_Work instructions_.
Search the data for "DONATE" and copy every matching line.

_Dataset extract_.
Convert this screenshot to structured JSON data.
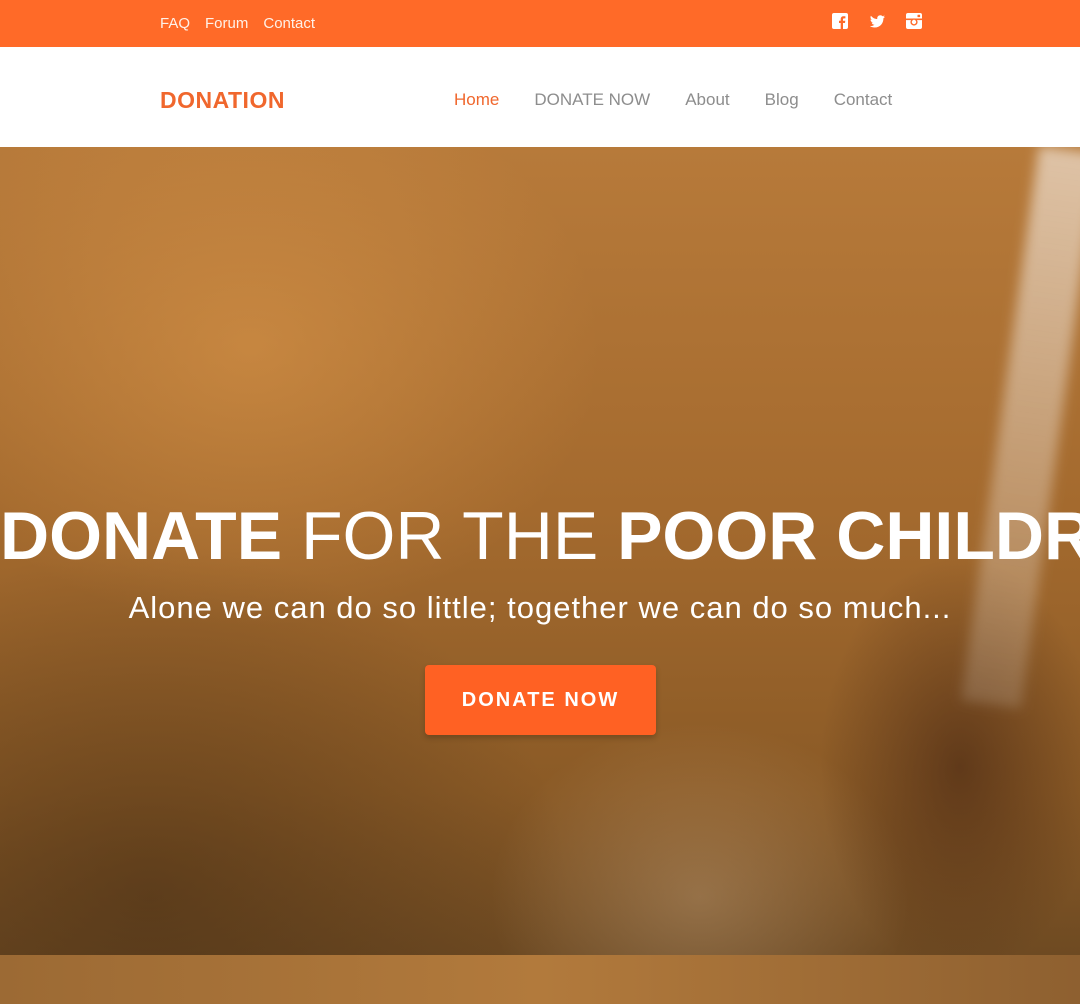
{
  "topbar": {
    "links": [
      "FAQ",
      "Forum",
      "Contact"
    ],
    "social_icons": [
      "facebook-icon",
      "twitter-icon",
      "instagram-icon"
    ],
    "color": "#ff6a28"
  },
  "header": {
    "logo": "DONATION",
    "nav": [
      "Home",
      "DONATE NOW",
      "About",
      "Blog",
      "Contact"
    ],
    "active": "Home",
    "accent": "#f0672d"
  },
  "hero": {
    "title_part1": "DONATE",
    "title_part2": "FOR THE",
    "title_part3": "POOR CHILDREN",
    "subtitle": "Alone we can do so little; together we can do so much...",
    "button": "DONATE NOW",
    "button_color": "#ff6123"
  }
}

_Response for this exercise_.
      "DONATE NOW",
    "title_part1": "DONATE",
    "button": "DONATE NOW",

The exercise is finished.